Extracted records:
· · · · · · ·

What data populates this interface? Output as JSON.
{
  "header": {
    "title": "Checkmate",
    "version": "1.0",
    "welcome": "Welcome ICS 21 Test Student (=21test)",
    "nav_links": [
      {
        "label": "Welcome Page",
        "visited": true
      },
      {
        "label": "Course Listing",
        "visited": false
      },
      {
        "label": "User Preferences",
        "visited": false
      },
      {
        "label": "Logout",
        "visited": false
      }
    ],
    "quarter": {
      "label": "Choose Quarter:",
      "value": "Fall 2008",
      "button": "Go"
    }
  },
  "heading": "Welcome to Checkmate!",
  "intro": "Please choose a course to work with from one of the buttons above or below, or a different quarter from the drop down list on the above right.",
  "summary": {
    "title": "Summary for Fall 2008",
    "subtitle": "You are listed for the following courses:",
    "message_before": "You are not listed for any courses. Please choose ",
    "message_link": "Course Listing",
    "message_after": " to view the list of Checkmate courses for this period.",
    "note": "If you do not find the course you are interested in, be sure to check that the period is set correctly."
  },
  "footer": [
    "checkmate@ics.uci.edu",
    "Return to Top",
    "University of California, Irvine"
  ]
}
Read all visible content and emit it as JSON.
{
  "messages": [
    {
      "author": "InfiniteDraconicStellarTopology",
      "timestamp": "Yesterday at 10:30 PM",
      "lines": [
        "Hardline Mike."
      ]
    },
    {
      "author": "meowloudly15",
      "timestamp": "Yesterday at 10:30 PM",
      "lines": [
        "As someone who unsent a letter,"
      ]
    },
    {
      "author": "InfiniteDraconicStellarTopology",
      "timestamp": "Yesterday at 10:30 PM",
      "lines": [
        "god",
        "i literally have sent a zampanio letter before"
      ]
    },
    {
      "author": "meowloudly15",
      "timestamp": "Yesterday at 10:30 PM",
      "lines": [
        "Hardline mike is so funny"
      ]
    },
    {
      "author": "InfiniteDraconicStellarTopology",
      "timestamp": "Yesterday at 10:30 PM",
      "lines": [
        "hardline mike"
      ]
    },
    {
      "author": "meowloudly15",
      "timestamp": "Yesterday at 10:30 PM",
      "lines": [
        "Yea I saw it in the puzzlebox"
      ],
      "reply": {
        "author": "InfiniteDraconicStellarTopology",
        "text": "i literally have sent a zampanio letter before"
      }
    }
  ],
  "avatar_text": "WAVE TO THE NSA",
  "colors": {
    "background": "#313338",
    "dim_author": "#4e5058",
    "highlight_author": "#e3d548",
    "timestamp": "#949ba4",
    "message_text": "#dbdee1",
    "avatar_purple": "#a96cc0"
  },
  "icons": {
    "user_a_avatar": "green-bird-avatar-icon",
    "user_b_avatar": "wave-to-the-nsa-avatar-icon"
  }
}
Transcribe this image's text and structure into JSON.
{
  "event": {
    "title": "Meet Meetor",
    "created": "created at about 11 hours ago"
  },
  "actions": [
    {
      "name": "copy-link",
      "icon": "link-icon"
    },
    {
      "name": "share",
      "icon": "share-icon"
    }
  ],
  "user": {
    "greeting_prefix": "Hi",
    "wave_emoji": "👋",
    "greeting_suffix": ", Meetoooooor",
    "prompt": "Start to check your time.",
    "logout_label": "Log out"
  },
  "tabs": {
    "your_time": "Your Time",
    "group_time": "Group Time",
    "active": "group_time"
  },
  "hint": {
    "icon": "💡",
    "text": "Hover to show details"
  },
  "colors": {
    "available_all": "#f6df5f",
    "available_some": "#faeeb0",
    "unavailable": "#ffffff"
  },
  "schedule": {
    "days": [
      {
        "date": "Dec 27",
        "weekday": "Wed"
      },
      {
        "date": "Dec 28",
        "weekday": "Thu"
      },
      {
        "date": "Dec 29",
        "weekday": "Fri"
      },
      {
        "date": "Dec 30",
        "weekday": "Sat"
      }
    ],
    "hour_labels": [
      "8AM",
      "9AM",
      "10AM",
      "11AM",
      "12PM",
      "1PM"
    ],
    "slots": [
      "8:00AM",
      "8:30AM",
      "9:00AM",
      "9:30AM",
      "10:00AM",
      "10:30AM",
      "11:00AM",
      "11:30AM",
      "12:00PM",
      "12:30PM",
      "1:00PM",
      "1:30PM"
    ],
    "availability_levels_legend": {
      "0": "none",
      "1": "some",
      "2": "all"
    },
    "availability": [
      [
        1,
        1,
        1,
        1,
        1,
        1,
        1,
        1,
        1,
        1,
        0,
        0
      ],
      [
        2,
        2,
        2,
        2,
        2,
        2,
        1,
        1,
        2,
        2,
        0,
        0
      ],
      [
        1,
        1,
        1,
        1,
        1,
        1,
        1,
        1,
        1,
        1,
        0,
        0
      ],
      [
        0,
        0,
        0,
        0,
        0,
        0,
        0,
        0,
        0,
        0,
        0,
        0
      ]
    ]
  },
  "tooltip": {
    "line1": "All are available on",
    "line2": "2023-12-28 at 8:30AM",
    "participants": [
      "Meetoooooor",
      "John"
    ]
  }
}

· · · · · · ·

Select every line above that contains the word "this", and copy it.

- **Written response**:
What data populates this interface? Output as JSON.
    "message_after": " to view the list of Checkmate courses for this period.",
Transcribe this image's text and structure into JSON.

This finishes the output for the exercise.